And another might yet reach her desk before the session ends.
The state House late Thursday passed a bill that would phase in a $9 minimum wage over the next year – a 20 percent increase over the $7.50 minimum established about a decade ago.
The proposal already won Senate approval, meaning it now goes to the governor for her consideration.
A $9.25 minimum wage – also approved by the House – is pending on the Senate side.
As for Thursday’s proposal, Rep. Carl Trujillo, D-Santa Fe, described it as a reasonable step forward.
“I don’t think we’re raising it drastically,” he told his colleagues Thursday.

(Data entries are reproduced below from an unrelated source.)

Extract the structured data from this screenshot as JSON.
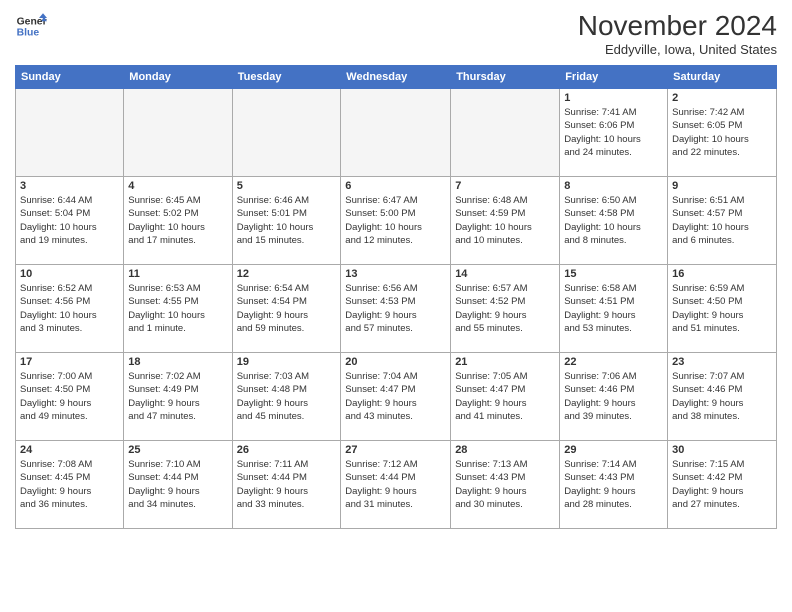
{
  "header": {
    "logo_line1": "General",
    "logo_line2": "Blue",
    "month": "November 2024",
    "location": "Eddyville, Iowa, United States"
  },
  "weekdays": [
    "Sunday",
    "Monday",
    "Tuesday",
    "Wednesday",
    "Thursday",
    "Friday",
    "Saturday"
  ],
  "weeks": [
    [
      {
        "day": "",
        "info": ""
      },
      {
        "day": "",
        "info": ""
      },
      {
        "day": "",
        "info": ""
      },
      {
        "day": "",
        "info": ""
      },
      {
        "day": "",
        "info": ""
      },
      {
        "day": "1",
        "info": "Sunrise: 7:41 AM\nSunset: 6:06 PM\nDaylight: 10 hours\nand 24 minutes."
      },
      {
        "day": "2",
        "info": "Sunrise: 7:42 AM\nSunset: 6:05 PM\nDaylight: 10 hours\nand 22 minutes."
      }
    ],
    [
      {
        "day": "3",
        "info": "Sunrise: 6:44 AM\nSunset: 5:04 PM\nDaylight: 10 hours\nand 19 minutes."
      },
      {
        "day": "4",
        "info": "Sunrise: 6:45 AM\nSunset: 5:02 PM\nDaylight: 10 hours\nand 17 minutes."
      },
      {
        "day": "5",
        "info": "Sunrise: 6:46 AM\nSunset: 5:01 PM\nDaylight: 10 hours\nand 15 minutes."
      },
      {
        "day": "6",
        "info": "Sunrise: 6:47 AM\nSunset: 5:00 PM\nDaylight: 10 hours\nand 12 minutes."
      },
      {
        "day": "7",
        "info": "Sunrise: 6:48 AM\nSunset: 4:59 PM\nDaylight: 10 hours\nand 10 minutes."
      },
      {
        "day": "8",
        "info": "Sunrise: 6:50 AM\nSunset: 4:58 PM\nDaylight: 10 hours\nand 8 minutes."
      },
      {
        "day": "9",
        "info": "Sunrise: 6:51 AM\nSunset: 4:57 PM\nDaylight: 10 hours\nand 6 minutes."
      }
    ],
    [
      {
        "day": "10",
        "info": "Sunrise: 6:52 AM\nSunset: 4:56 PM\nDaylight: 10 hours\nand 3 minutes."
      },
      {
        "day": "11",
        "info": "Sunrise: 6:53 AM\nSunset: 4:55 PM\nDaylight: 10 hours\nand 1 minute."
      },
      {
        "day": "12",
        "info": "Sunrise: 6:54 AM\nSunset: 4:54 PM\nDaylight: 9 hours\nand 59 minutes."
      },
      {
        "day": "13",
        "info": "Sunrise: 6:56 AM\nSunset: 4:53 PM\nDaylight: 9 hours\nand 57 minutes."
      },
      {
        "day": "14",
        "info": "Sunrise: 6:57 AM\nSunset: 4:52 PM\nDaylight: 9 hours\nand 55 minutes."
      },
      {
        "day": "15",
        "info": "Sunrise: 6:58 AM\nSunset: 4:51 PM\nDaylight: 9 hours\nand 53 minutes."
      },
      {
        "day": "16",
        "info": "Sunrise: 6:59 AM\nSunset: 4:50 PM\nDaylight: 9 hours\nand 51 minutes."
      }
    ],
    [
      {
        "day": "17",
        "info": "Sunrise: 7:00 AM\nSunset: 4:50 PM\nDaylight: 9 hours\nand 49 minutes."
      },
      {
        "day": "18",
        "info": "Sunrise: 7:02 AM\nSunset: 4:49 PM\nDaylight: 9 hours\nand 47 minutes."
      },
      {
        "day": "19",
        "info": "Sunrise: 7:03 AM\nSunset: 4:48 PM\nDaylight: 9 hours\nand 45 minutes."
      },
      {
        "day": "20",
        "info": "Sunrise: 7:04 AM\nSunset: 4:47 PM\nDaylight: 9 hours\nand 43 minutes."
      },
      {
        "day": "21",
        "info": "Sunrise: 7:05 AM\nSunset: 4:47 PM\nDaylight: 9 hours\nand 41 minutes."
      },
      {
        "day": "22",
        "info": "Sunrise: 7:06 AM\nSunset: 4:46 PM\nDaylight: 9 hours\nand 39 minutes."
      },
      {
        "day": "23",
        "info": "Sunrise: 7:07 AM\nSunset: 4:46 PM\nDaylight: 9 hours\nand 38 minutes."
      }
    ],
    [
      {
        "day": "24",
        "info": "Sunrise: 7:08 AM\nSunset: 4:45 PM\nDaylight: 9 hours\nand 36 minutes."
      },
      {
        "day": "25",
        "info": "Sunrise: 7:10 AM\nSunset: 4:44 PM\nDaylight: 9 hours\nand 34 minutes."
      },
      {
        "day": "26",
        "info": "Sunrise: 7:11 AM\nSunset: 4:44 PM\nDaylight: 9 hours\nand 33 minutes."
      },
      {
        "day": "27",
        "info": "Sunrise: 7:12 AM\nSunset: 4:44 PM\nDaylight: 9 hours\nand 31 minutes."
      },
      {
        "day": "28",
        "info": "Sunrise: 7:13 AM\nSunset: 4:43 PM\nDaylight: 9 hours\nand 30 minutes."
      },
      {
        "day": "29",
        "info": "Sunrise: 7:14 AM\nSunset: 4:43 PM\nDaylight: 9 hours\nand 28 minutes."
      },
      {
        "day": "30",
        "info": "Sunrise: 7:15 AM\nSunset: 4:42 PM\nDaylight: 9 hours\nand 27 minutes."
      }
    ]
  ]
}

The proposal, Senate Bill 386, would raise the minimum wage in two steps – first to $8.25 in October and then $9 six months later, in April.

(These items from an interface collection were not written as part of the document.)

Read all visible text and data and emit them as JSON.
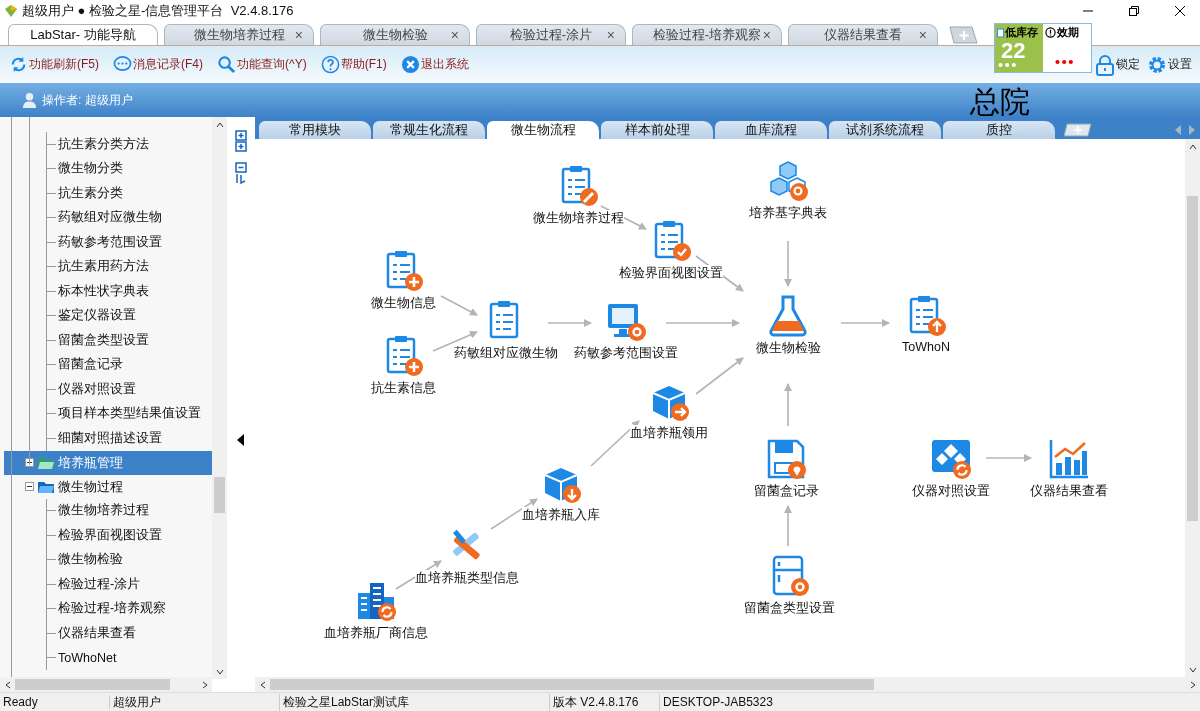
{
  "window": {
    "title": "超级用户 ● 检验之星-信息管理平台  V2.4.8.176"
  },
  "doc_tabs": [
    {
      "label": "LabStar- 功能导航",
      "selected": true
    },
    {
      "label": "微生物培养过程",
      "selected": false,
      "close": "×"
    },
    {
      "label": "微生物检验",
      "selected": false,
      "close": "×"
    },
    {
      "label": "检验过程-涂片",
      "selected": false,
      "close": "×"
    },
    {
      "label": "检验过程-培养观察",
      "selected": false,
      "close": "×"
    },
    {
      "label": "仪器结果查看",
      "selected": false,
      "close": "×"
    }
  ],
  "alerts": {
    "low_stock_label": "低库存",
    "low_stock_count": "22",
    "expiry_label": "效期"
  },
  "toolbar": [
    {
      "label": "功能刷新(F5)"
    },
    {
      "label": "消息记录(F4)"
    },
    {
      "label": "功能查询(^Y)"
    },
    {
      "label": "帮助(F1)"
    },
    {
      "label": "退出系统"
    }
  ],
  "toolbar_right": [
    {
      "label": "锁定"
    },
    {
      "label": "设置"
    }
  ],
  "operator": "操作者: 超级用户",
  "site": "总院",
  "tree": {
    "items_above": [
      {
        "label": "抗生素分类方法",
        "selected": false
      },
      {
        "label": "微生物分类",
        "selected": false
      },
      {
        "label": "抗生素分类",
        "selected": false
      },
      {
        "label": "药敏组对应微生物",
        "selected": false
      },
      {
        "label": "药敏参考范围设置",
        "selected": false
      },
      {
        "label": "抗生素用药方法",
        "selected": false
      },
      {
        "label": "标本性状字典表",
        "selected": false
      },
      {
        "label": "鉴定仪器设置",
        "selected": false
      },
      {
        "label": "留菌盒类型设置",
        "selected": false
      },
      {
        "label": "留菌盒记录",
        "selected": false
      },
      {
        "label": "仪器对照设置",
        "selected": false
      },
      {
        "label": "项目样本类型结果值设置",
        "selected": false
      },
      {
        "label": "细菌对照描述设置",
        "selected": false
      }
    ],
    "nodes": [
      {
        "label": "培养瓶管理",
        "selected": true,
        "expanded": false
      },
      {
        "label": "微生物过程",
        "selected": false,
        "expanded": true,
        "children": [
          {
            "label": "微生物培养过程",
            "selected": false
          },
          {
            "label": "检验界面视图设置",
            "selected": false
          },
          {
            "label": "微生物检验",
            "selected": false
          },
          {
            "label": "检验过程-涂片",
            "selected": false
          },
          {
            "label": "检验过程-培养观察",
            "selected": false
          },
          {
            "label": "仪器结果查看",
            "selected": false
          },
          {
            "label": "ToWhoNet",
            "selected": false
          }
        ]
      }
    ]
  },
  "module_tabs": [
    {
      "label": "常用模块",
      "selected": false
    },
    {
      "label": "常规生化流程",
      "selected": false
    },
    {
      "label": "微生物流程",
      "selected": true
    },
    {
      "label": "样本前处理",
      "selected": false
    },
    {
      "label": "血库流程",
      "selected": false
    },
    {
      "label": "试剂系统流程",
      "selected": false
    },
    {
      "label": "质控",
      "selected": false
    }
  ],
  "flow_nodes": [
    {
      "label": "微生物培养过程"
    },
    {
      "label": "检验界面视图设置"
    },
    {
      "label": "培养基字典表"
    },
    {
      "label": "微生物信息"
    },
    {
      "label": "药敏组对应微生物"
    },
    {
      "label": "药敏参考范围设置"
    },
    {
      "label": "微生物检验"
    },
    {
      "label": "ToWhoN"
    },
    {
      "label": "抗生素信息"
    },
    {
      "label": "血培养瓶领用"
    },
    {
      "label": "留菌盒记录"
    },
    {
      "label": "仪器对照设置"
    },
    {
      "label": "仪器结果查看"
    },
    {
      "label": "血培养瓶入库"
    },
    {
      "label": "血培养瓶类型信息"
    },
    {
      "label": "血培养瓶厂商信息"
    },
    {
      "label": "留菌盒类型设置"
    }
  ],
  "status_bar": [
    "Ready",
    "超级用户",
    "检验之星LabStar测试库",
    "版本 V2.4.8.176",
    "DESKTOP-JAB5323"
  ]
}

It also would allow a training wage of $8 an hour when an employee is learning on the job. The training period couldn’t last more than 60 days.
The House endorsed the proposal 41-27. It picked up some Republican support.
But GOP legislators from rural areas spoke against it. They said it could lead to layoffs, price increases and other unintended consequences.
Rep. James Townsend, R-Artesia, said the minimum wage was always intended to be “a starting point.”
“It is not meant to be an all-in career,” he said.
The bill is sponsored by Sen. Clemente Sanchez, D-Grants.
“We put a minimum wage increase on Gov. Martinez’s desk that is line with neighboring states, is supported by both the labor and business communities, and gives New Mexico families a meaningful raise,” Sanchez said in a written statement. “When hardworking New Mexicans who work full time have to choose between buying groceries or buying medicine, it’s clear we have got to do better.”
A separate proposal is circulating in the Senate.
House Bill 442 calls for $9.25 an hour as a minimum, but it also includes a provision blocking local labor ordinances regulating employee work schedules, which is not in the Senate bill.
It’s sponsored by five Democrats – Debbie Rodella of Española, House Speaker Brian Egolf of Santa Fe, Trujillo, Patricio Ruiloba of Albuquerque and Miguel Garcia of Albuquerque.
Neither bill would affect local minimum wage ordinances in place in Albuquerque, Santa Fe and Las Cruces. Santa Fe’s minimum wage is the state’s highest – $11.08 an hour.
Among neighboring states, Arizona and Colorado currently have minimum wages in excess of $9 an hour, according to the National Conference of State Legislatures. However, the minimum wages of Texas, Oklahoma and Utah are all set at the federal minimum – $7.25 an hour.